### ACTIVITY
Below are records to be repeated in full. Give them exactly.

/---

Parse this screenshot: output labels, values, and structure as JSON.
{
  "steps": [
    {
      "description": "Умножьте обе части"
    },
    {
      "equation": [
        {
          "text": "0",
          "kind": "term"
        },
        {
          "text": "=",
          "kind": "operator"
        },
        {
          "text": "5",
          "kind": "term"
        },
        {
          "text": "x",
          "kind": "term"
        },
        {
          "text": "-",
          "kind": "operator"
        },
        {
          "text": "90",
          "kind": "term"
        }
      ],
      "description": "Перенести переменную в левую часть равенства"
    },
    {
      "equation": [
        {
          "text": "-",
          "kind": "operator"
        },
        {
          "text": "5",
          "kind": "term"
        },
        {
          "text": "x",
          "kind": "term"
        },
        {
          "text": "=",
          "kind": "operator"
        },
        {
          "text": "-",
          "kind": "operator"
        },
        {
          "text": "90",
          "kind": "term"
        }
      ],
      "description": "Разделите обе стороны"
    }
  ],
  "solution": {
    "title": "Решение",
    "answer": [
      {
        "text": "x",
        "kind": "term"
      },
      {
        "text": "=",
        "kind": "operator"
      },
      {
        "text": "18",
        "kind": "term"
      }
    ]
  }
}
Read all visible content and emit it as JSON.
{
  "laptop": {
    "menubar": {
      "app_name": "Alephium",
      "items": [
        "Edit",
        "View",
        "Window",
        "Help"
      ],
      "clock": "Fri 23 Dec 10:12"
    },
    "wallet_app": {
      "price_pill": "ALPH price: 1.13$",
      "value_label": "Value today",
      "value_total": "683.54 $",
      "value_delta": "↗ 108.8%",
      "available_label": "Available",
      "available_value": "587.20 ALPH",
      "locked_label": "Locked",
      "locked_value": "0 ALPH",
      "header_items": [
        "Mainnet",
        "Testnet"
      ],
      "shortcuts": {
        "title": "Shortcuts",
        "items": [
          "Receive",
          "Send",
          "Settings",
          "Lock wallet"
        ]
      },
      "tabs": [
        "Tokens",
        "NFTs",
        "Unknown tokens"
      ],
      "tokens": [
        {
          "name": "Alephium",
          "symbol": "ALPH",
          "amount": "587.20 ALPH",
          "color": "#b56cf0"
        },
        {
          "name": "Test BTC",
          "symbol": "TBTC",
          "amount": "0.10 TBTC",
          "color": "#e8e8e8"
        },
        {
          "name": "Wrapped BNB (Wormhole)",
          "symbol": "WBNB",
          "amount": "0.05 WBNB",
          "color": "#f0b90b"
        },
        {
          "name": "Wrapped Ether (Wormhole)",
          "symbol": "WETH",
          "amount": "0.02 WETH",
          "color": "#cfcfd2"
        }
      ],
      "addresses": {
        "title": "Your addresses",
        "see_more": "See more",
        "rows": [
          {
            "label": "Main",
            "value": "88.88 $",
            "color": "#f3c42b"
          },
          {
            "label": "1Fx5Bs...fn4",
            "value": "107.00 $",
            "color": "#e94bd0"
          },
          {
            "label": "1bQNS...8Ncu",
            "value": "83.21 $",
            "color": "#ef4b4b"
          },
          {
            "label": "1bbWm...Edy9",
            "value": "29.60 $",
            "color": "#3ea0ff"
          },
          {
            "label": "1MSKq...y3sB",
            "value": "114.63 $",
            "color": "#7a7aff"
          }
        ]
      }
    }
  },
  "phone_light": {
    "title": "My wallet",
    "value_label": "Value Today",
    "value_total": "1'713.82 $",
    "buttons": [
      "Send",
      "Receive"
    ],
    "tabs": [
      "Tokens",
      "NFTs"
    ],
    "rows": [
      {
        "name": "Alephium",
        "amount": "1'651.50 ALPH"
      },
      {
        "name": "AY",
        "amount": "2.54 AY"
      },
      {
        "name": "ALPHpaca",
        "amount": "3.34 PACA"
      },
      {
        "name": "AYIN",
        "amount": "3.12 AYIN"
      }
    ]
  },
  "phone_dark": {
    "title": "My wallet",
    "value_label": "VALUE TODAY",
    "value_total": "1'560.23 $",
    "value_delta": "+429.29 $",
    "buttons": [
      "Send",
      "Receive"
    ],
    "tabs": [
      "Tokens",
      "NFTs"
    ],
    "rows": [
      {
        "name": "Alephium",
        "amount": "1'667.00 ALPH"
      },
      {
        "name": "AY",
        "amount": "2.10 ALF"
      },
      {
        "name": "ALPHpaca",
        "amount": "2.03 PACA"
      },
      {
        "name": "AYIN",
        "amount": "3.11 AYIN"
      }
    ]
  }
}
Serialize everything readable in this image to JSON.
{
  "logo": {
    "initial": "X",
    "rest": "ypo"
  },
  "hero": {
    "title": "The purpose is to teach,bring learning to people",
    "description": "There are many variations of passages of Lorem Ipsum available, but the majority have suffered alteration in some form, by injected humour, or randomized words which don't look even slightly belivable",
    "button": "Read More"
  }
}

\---

### RESPONSE TO THE EXERCISE
Parse this screenshot: output labels, values, and structure as JSON.
{
  "steps": [
    {
      "description": "Умножьте обе части"
    },
    {
      "equation": [
        {
          "text": "0",
          "kind": "term"
        },
        {
          "text": "=",
          "kind": "operator"
        },
        {
          "text": "5",
          "kind": "term"
        },
        {
          "text": "x",
          "kind": "term"
        },
        {
          "text": "-",
          "kind": "operator"
        },
        {
          "text": "90",
          "kind": "term"
        }
      ],
      "description": "Перенести переменную в левую часть равенства"
    },
    {
      "equation": [
        {
          "text": "-",
          "kind": "operator"
        },
        {
          "text": "5",
          "kind": "term"
        },
        {
          "text": "x",
          "kind": "term"
        },
        {
          "text": "=",
          "kind": "operator"
        },
        {
          "text": "-",
          "kind": "operator"
        },
        {
          "text": "90",
          "kind": "term"
        }
      ],
      "description": "Разделите обе стороны"
    }
  ],
  "solution": {
    "title": "Решение",
    "answer": [
      {
        "text": "x",
        "kind": "term"
      },
      {
        "text": "=",
        "kind": "operator"
      },
      {
        "text": "18",
        "kind": "term"
      }
    ]
  }
}
Read all visible content and emit it as JSON.
{
  "laptop": {
    "menubar": {
      "app_name": "Alephium",
      "items": [
        "Edit",
        "View",
        "Window",
        "Help"
      ],
      "clock": "Fri 23 Dec 10:12"
    },
    "wallet_app": {
      "price_pill": "ALPH price: 1.13$",
      "value_label": "Value today",
      "value_total": "683.54 $",
      "value_delta": "↗ 108.8%",
      "available_label": "Available",
      "available_value": "587.20 ALPH",
      "locked_label": "Locked",
      "locked_value": "0 ALPH",
      "header_items": [
        "Mainnet",
        "Testnet"
      ],
      "shortcuts": {
        "title": "Shortcuts",
        "items": [
          "Receive",
          "Send",
          "Settings",
          "Lock wallet"
        ]
      },
      "tabs": [
        "Tokens",
        "NFTs",
        "Unknown tokens"
      ],
      "tokens": [
        {
          "name": "Alephium",
          "symbol": "ALPH",
          "amount": "587.20 ALPH",
          "color": "#b56cf0"
        },
        {
          "name": "Test BTC",
          "symbol": "TBTC",
          "amount": "0.10 TBTC",
          "color": "#e8e8e8"
        },
        {
          "name": "Wrapped BNB (Wormhole)",
          "symbol": "WBNB",
          "amount": "0.05 WBNB",
          "color": "#f0b90b"
        },
        {
          "name": "Wrapped Ether (Wormhole)",
          "symbol": "WETH",
          "amount": "0.02 WETH",
          "color": "#cfcfd2"
        }
      ],
      "addresses": {
        "title": "Your addresses",
        "see_more": "See more",
        "rows": [
          {
            "label": "Main",
            "value": "88.88 $",
            "color": "#f3c42b"
          },
          {
            "label": "1Fx5Bs...fn4",
            "value": "107.00 $",
            "color": "#e94bd0"
          },
          {
            "label": "1bQNS...8Ncu",
            "value": "83.21 $",
            "color": "#ef4b4b"
          },
          {
            "label": "1bbWm...Edy9",
            "value": "29.60 $",
            "color": "#3ea0ff"
          },
          {
            "label": "1MSKq...y3sB",
            "value": "114.63 $",
            "color": "#7a7aff"
          }
        ]
      }
    }
  },
  "phone_light": {
    "title": "My wallet",
    "value_label": "Value Today",
    "value_total": "1'713.82 $",
    "buttons": [
      "Send",
      "Receive"
    ],
    "tabs": [
      "Tokens",
      "NFTs"
    ],
    "rows": [
      {
        "name": "Alephium",
        "amount": "1'651.50 ALPH"
      },
      {
        "name": "AY",
        "amount": "2.54 AY"
      },
      {
        "name": "ALPHpaca",
        "amount": "3.34 PACA"
      },
      {
        "name": "AYIN",
        "amount": "3.12 AYIN"
      }
    ]
  },
  "phone_dark": {
    "title": "My wallet",
    "value_label": "VALUE TODAY",
    "value_total": "1'560.23 $",
    "value_delta": "+429.29 $",
    "buttons": [
      "Send",
      "Receive"
    ],
    "tabs": [
      "Tokens",
      "NFTs"
    ],
    "rows": [
      {
        "name": "Alephium",
        "amount": "1'667.00 ALPH"
      },
      {
        "name": "AY",
        "amount": "2.10 ALF"
      },
      {
        "name": "ALPHpaca",
        "amount": "2.03 PACA"
      },
      {
        "name": "AYIN",
        "amount": "3.11 AYIN"
      }
    ]
  }
}
Serialize everything readable in this image to JSON.
{
  "logo": {
    "initial": "X",
    "rest": "ypo"
  },
  "hero": {
    "title": "The purpose is to teach,bring learning to people",
    "description": "There are many variations of passages of Lorem Ipsum available, but the majority have suffered alteration in some form, by injected humour, or randomized words which don't look even slightly belivable",
    "button": "Read More"
  }
}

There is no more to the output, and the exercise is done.